→ **RECORDS SUPPLIED**:
☆ ☆ ☆

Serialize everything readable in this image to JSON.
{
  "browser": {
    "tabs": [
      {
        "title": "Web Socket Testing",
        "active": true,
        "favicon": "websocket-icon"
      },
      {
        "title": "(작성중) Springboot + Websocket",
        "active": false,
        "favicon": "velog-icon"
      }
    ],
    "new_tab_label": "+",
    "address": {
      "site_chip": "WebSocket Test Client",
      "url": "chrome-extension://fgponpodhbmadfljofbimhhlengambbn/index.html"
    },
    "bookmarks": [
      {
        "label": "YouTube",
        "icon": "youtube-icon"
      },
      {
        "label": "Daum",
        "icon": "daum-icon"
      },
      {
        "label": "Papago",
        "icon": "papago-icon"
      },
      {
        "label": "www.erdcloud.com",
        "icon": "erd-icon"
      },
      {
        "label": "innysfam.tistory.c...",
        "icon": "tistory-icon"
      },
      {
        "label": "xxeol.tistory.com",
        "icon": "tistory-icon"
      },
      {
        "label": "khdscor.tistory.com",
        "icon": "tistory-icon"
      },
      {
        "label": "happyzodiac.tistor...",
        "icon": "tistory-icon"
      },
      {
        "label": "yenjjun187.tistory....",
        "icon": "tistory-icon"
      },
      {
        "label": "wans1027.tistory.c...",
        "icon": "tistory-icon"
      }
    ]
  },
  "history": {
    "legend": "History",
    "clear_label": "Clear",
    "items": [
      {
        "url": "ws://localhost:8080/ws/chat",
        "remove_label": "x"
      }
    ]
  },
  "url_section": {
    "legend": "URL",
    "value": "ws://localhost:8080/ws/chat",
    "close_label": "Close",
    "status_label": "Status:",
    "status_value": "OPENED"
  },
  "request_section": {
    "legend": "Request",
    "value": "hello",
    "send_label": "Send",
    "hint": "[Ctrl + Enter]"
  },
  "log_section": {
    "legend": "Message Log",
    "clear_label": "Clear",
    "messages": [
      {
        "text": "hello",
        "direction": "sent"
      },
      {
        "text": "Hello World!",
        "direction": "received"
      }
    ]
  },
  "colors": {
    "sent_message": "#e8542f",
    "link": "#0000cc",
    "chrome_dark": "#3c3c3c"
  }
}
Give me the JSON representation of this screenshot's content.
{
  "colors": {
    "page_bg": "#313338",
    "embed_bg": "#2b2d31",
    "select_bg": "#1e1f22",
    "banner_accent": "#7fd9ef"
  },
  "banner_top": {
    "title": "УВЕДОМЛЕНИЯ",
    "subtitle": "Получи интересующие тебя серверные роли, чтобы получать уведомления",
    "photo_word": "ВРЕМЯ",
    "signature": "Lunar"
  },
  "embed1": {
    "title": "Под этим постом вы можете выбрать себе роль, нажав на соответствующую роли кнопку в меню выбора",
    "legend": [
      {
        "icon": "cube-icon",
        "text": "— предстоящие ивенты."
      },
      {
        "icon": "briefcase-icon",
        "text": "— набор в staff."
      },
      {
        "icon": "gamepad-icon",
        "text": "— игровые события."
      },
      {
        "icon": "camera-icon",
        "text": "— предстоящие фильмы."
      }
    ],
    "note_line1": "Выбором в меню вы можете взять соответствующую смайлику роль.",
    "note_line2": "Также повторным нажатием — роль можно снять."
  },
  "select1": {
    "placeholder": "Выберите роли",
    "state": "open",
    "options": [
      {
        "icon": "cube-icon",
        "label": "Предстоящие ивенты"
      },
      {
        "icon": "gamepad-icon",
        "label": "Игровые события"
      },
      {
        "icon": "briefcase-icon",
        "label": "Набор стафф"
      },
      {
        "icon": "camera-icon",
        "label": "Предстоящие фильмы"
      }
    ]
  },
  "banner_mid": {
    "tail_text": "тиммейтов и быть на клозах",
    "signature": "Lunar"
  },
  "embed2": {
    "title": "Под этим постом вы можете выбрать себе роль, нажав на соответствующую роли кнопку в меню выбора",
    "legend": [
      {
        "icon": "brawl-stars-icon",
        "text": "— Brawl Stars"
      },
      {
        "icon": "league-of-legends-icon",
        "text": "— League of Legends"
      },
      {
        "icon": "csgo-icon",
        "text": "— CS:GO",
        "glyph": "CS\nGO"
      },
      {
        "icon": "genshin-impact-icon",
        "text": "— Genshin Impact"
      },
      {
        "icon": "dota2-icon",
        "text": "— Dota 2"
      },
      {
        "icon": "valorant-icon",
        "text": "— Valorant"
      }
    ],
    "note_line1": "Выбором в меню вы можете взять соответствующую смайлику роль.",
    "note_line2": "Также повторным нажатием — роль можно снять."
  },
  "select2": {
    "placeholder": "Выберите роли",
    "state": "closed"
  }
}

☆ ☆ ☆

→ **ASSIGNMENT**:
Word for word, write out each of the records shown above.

→ **SOLVED PROBLEM**:
Serialize everything readable in this image to JSON.
{
  "browser": {
    "tabs": [
      {
        "title": "Web Socket Testing",
        "active": true,
        "favicon": "websocket-icon"
      },
      {
        "title": "(작성중) Springboot + Websocket",
        "active": false,
        "favicon": "velog-icon"
      }
    ],
    "new_tab_label": "+",
    "address": {
      "site_chip": "WebSocket Test Client",
      "url": "chrome-extension://fgponpodhbmadfljofbimhhlengambbn/index.html"
    },
    "bookmarks": [
      {
        "label": "YouTube",
        "icon": "youtube-icon"
      },
      {
        "label": "Daum",
        "icon": "daum-icon"
      },
      {
        "label": "Papago",
        "icon": "papago-icon"
      },
      {
        "label": "www.erdcloud.com",
        "icon": "erd-icon"
      },
      {
        "label": "innysfam.tistory.c...",
        "icon": "tistory-icon"
      },
      {
        "label": "xxeol.tistory.com",
        "icon": "tistory-icon"
      },
      {
        "label": "khdscor.tistory.com",
        "icon": "tistory-icon"
      },
      {
        "label": "happyzodiac.tistor...",
        "icon": "tistory-icon"
      },
      {
        "label": "yenjjun187.tistory....",
        "icon": "tistory-icon"
      },
      {
        "label": "wans1027.tistory.c...",
        "icon": "tistory-icon"
      }
    ]
  },
  "history": {
    "legend": "History",
    "clear_label": "Clear",
    "items": [
      {
        "url": "ws://localhost:8080/ws/chat",
        "remove_label": "x"
      }
    ]
  },
  "url_section": {
    "legend": "URL",
    "value": "ws://localhost:8080/ws/chat",
    "close_label": "Close",
    "status_label": "Status:",
    "status_value": "OPENED"
  },
  "request_section": {
    "legend": "Request",
    "value": "hello",
    "send_label": "Send",
    "hint": "[Ctrl + Enter]"
  },
  "log_section": {
    "legend": "Message Log",
    "clear_label": "Clear",
    "messages": [
      {
        "text": "hello",
        "direction": "sent"
      },
      {
        "text": "Hello World!",
        "direction": "received"
      }
    ]
  },
  "colors": {
    "sent_message": "#e8542f",
    "link": "#0000cc",
    "chrome_dark": "#3c3c3c"
  }
}
Give me the JSON representation of this screenshot's content.
{
  "colors": {
    "page_bg": "#313338",
    "embed_bg": "#2b2d31",
    "select_bg": "#1e1f22",
    "banner_accent": "#7fd9ef"
  },
  "banner_top": {
    "title": "УВЕДОМЛЕНИЯ",
    "subtitle": "Получи интересующие тебя серверные роли, чтобы получать уведомления",
    "photo_word": "ВРЕМЯ",
    "signature": "Lunar"
  },
  "embed1": {
    "title": "Под этим постом вы можете выбрать себе роль, нажав на соответствующую роли кнопку в меню выбора",
    "legend": [
      {
        "icon": "cube-icon",
        "text": "— предстоящие ивенты."
      },
      {
        "icon": "briefcase-icon",
        "text": "— набор в staff."
      },
      {
        "icon": "gamepad-icon",
        "text": "— игровые события."
      },
      {
        "icon": "camera-icon",
        "text": "— предстоящие фильмы."
      }
    ],
    "note_line1": "Выбором в меню вы можете взять соответствующую смайлику роль.",
    "note_line2": "Также повторным нажатием — роль можно снять."
  },
  "select1": {
    "placeholder": "Выберите роли",
    "state": "open",
    "options": [
      {
        "icon": "cube-icon",
        "label": "Предстоящие ивенты"
      },
      {
        "icon": "gamepad-icon",
        "label": "Игровые события"
      },
      {
        "icon": "briefcase-icon",
        "label": "Набор стафф"
      },
      {
        "icon": "camera-icon",
        "label": "Предстоящие фильмы"
      }
    ]
  },
  "banner_mid": {
    "tail_text": "тиммейтов и быть на клозах",
    "signature": "Lunar"
  },
  "embed2": {
    "title": "Под этим постом вы можете выбрать себе роль, нажав на соответствующую роли кнопку в меню выбора",
    "legend": [
      {
        "icon": "brawl-stars-icon",
        "text": "— Brawl Stars"
      },
      {
        "icon": "league-of-legends-icon",
        "text": "— League of Legends"
      },
      {
        "icon": "csgo-icon",
        "text": "— CS:GO",
        "glyph": "CS\nGO"
      },
      {
        "icon": "genshin-impact-icon",
        "text": "— Genshin Impact"
      },
      {
        "icon": "dota2-icon",
        "text": "— Dota 2"
      },
      {
        "icon": "valorant-icon",
        "text": "— Valorant"
      }
    ],
    "note_line1": "Выбором в меню вы можете взять соответствующую смайлику роль.",
    "note_line2": "Также повторным нажатием — роль можно снять."
  },
  "select2": {
    "placeholder": "Выберите роли",
    "state": "closed"
  }
}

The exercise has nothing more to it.